- [Task description]: Once you reach the line with "Parse this screenshot: output" below, copy each line exactly, stopping after the line with "What's the underlying", and skip any pictures.

- [Task inputs]:
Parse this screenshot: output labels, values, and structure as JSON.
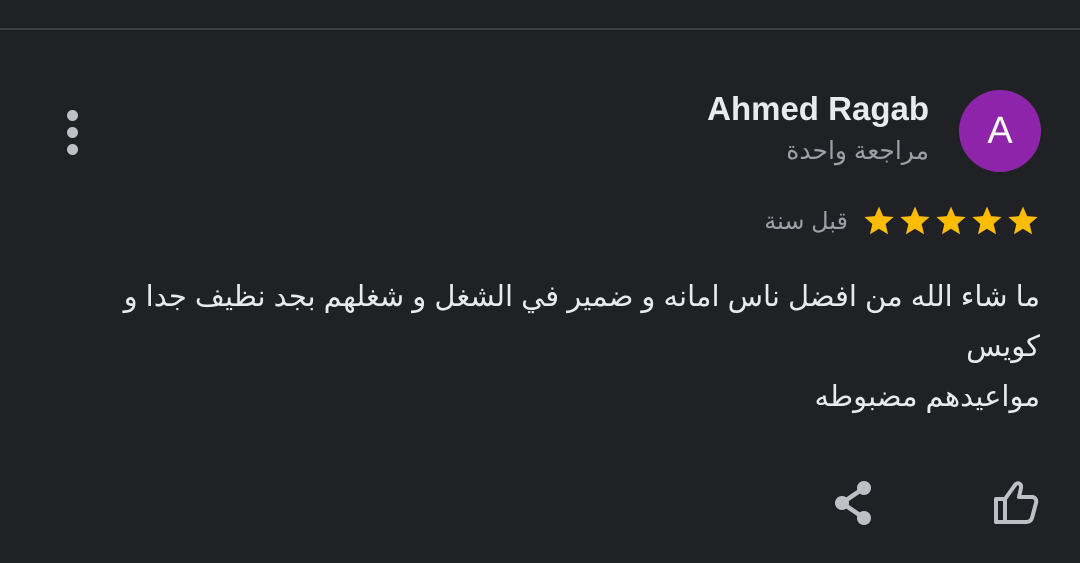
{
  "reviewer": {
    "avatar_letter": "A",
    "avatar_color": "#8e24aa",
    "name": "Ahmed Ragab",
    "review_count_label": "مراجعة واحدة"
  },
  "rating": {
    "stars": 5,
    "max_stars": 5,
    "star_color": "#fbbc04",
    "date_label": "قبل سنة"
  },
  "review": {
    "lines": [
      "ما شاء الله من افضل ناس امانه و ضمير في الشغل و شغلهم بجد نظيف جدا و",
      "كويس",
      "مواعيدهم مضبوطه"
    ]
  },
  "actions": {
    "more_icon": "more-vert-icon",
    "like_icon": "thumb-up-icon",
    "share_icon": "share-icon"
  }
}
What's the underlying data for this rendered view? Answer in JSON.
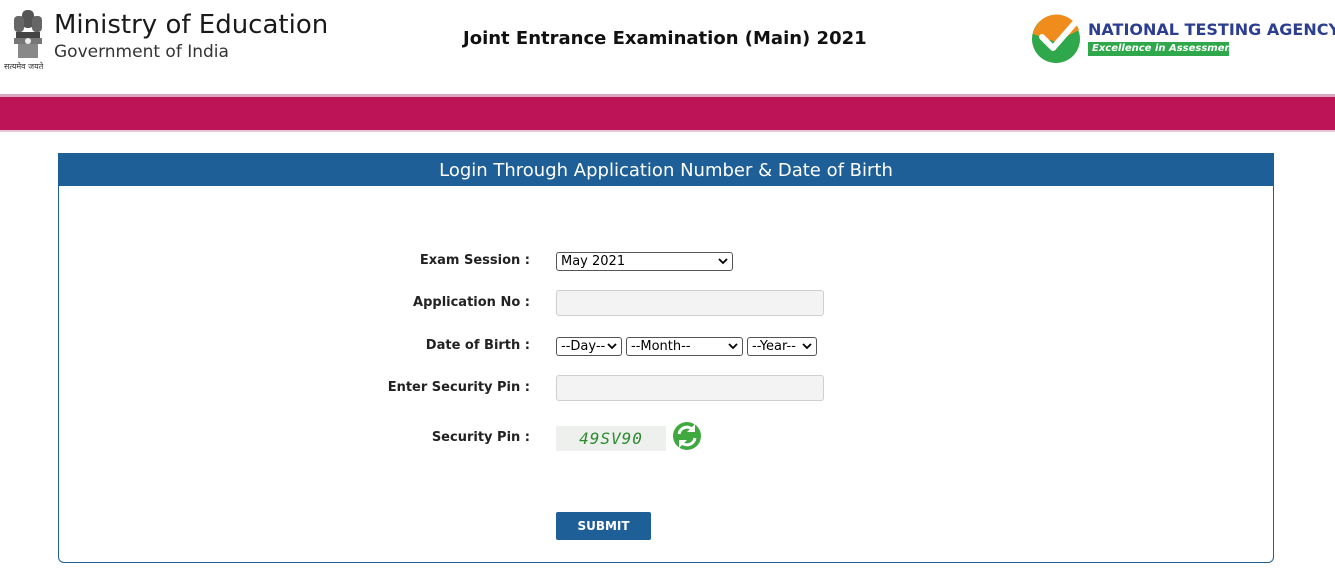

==

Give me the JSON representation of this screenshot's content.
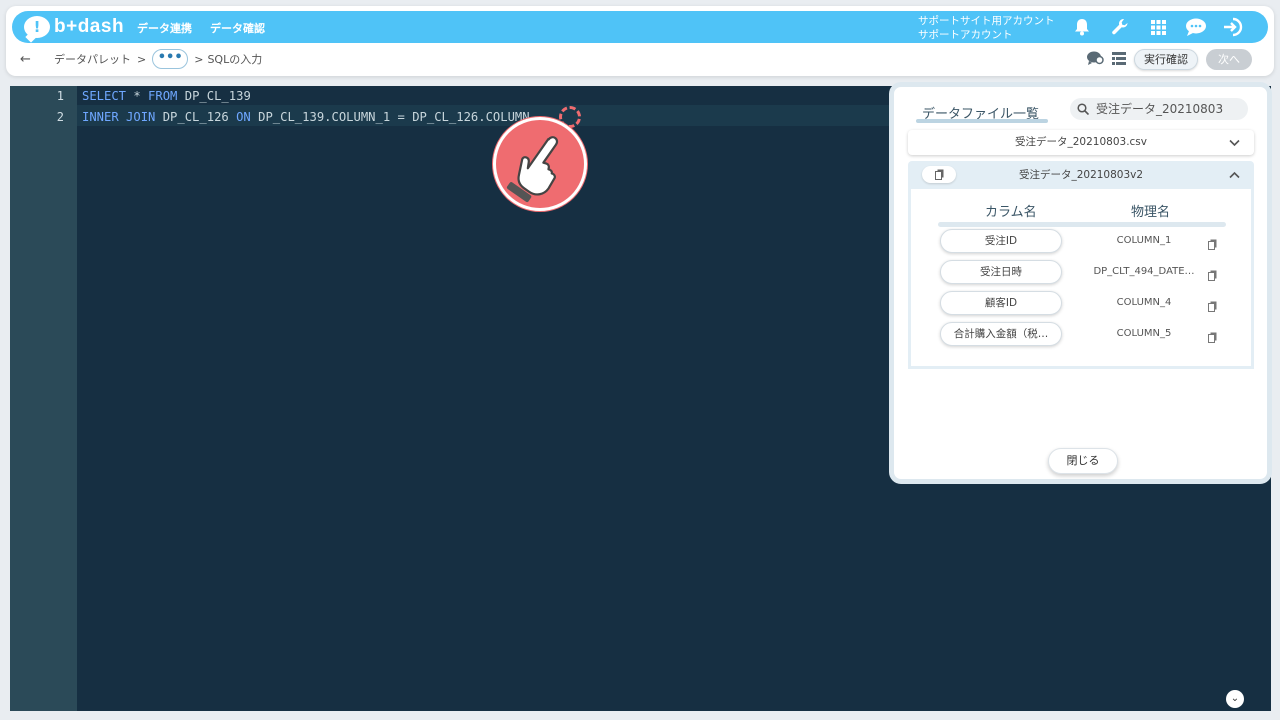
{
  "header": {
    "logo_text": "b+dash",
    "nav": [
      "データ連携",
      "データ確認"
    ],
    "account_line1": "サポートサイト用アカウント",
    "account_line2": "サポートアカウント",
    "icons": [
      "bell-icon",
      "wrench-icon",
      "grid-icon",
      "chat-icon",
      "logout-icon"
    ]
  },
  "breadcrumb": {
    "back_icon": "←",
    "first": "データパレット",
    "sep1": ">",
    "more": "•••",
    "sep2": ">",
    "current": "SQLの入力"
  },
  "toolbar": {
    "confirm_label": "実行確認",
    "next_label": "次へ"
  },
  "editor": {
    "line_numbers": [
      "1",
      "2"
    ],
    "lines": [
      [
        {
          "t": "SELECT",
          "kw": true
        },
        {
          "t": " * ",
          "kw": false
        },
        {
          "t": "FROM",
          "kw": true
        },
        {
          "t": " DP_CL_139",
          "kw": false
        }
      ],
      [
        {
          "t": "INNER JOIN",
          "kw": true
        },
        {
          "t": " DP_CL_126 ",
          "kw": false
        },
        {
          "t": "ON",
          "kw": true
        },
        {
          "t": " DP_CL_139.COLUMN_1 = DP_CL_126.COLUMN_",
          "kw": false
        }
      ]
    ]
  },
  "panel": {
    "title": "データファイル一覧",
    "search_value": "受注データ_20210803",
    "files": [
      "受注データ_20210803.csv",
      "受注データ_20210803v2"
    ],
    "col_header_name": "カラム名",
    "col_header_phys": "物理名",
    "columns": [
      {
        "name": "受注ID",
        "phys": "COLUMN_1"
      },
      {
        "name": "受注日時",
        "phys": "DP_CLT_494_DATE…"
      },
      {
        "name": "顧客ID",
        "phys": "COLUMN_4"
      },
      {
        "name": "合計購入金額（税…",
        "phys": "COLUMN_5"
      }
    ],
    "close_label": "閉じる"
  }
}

- [Answer section]:
Parse this screenshot: output labels, values, and structure as JSON.
{
  "reviewer": {
    "avatar_letter": "A",
    "avatar_color": "#8e24aa",
    "name": "Ahmed Ragab",
    "review_count_label": "مراجعة واحدة"
  },
  "rating": {
    "stars": 5,
    "max_stars": 5,
    "star_color": "#fbbc04",
    "date_label": "قبل سنة"
  },
  "review": {
    "lines": [
      "ما شاء الله من افضل ناس امانه و ضمير في الشغل و شغلهم بجد نظيف جدا و",
      "كويس",
      "مواعيدهم مضبوطه"
    ]
  },
  "actions": {
    "more_icon": "more-vert-icon",
    "like_icon": "thumb-up-icon",
    "share_icon": "share-icon"
  }
}
What's the underlying data for this rendered view? Answer in JSON.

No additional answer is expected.